Renato Tronco Gomez, an independent deputy in Veracruz, wants to find a body double. He's holding a contest this month to find someone who will study his speech, walk, and mannerisms so that he can play Mr. Gomez at ceremonies and events that the deputy cannot attend himself.
"I am not trying to fool anyone because my double will always identify himself as my double," Mr. Gomez told the AP. "But if singers and comedians do it, why not?"
Mr. Gomez stressed that his body double would not cast his vote in parliament. That requires a fingerprint ID, "and I'm not going to cut off my finger to give it to my double," he says, and adds, "there is going to be an agreement that he can't sleep with my wife, nor live in my house, nor be father to my children."
I wondered about that.
It's tempting to dismiss Mr. Gomez' contest as a gimmick. But gimmicks can be as useful in politics as political action committees.
A politician could court contributors while the body-double sits behind the politician's nameplate through the drone of committee meetings so dreary they wouldn't even be on C-SPAN. If the Lakeside Council of Neighbors meets one night at the same time as the Lakeview Citizens Committee, a politician and his double can make both meetings, and both sincerely declare, "I wouldn't miss this!"
If the Museum of Lithuanian Culture on Pulaski Road has an event at the same time as the Polish Museum of America on Milwaukee Avenue, the politician wouldn't have to make a choice.

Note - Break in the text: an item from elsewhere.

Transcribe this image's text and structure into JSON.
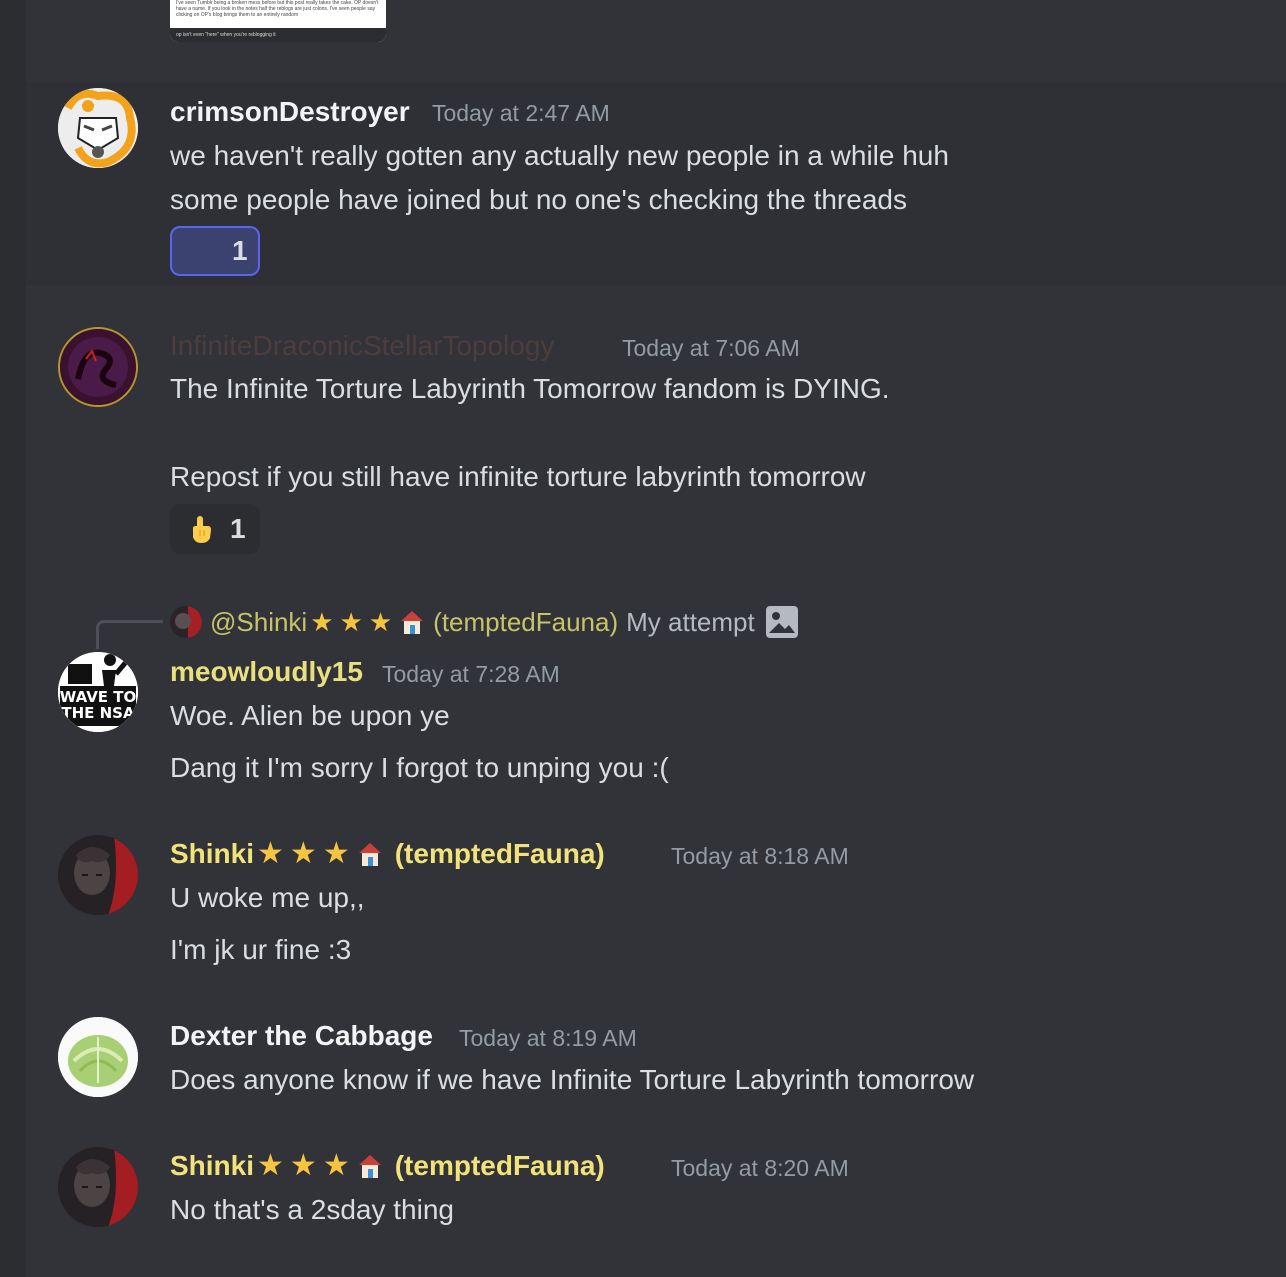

Politicians like that.
A politician can choose a double of a different race or gender and tell groups with whom he might not have much in common, "I feel your pain." He can appear before an anti-gun control group while he sends a body-double to speak before an pro-gun control group, and then both earnestly and fervently deny whatever the other said.
A politician can use his body-double the way a child blames an imaginary friend for breaking the living room lamp.
But a body-double might also be more relaxed, interesting, slightly irreverent, and lots more entertaining than the politician he or she is doubling. The double might feel free to utter things a politician never can, like "What was I thinking?" or, "I never thought of that." Who do you think you'd rather meet: the politician or the body-double?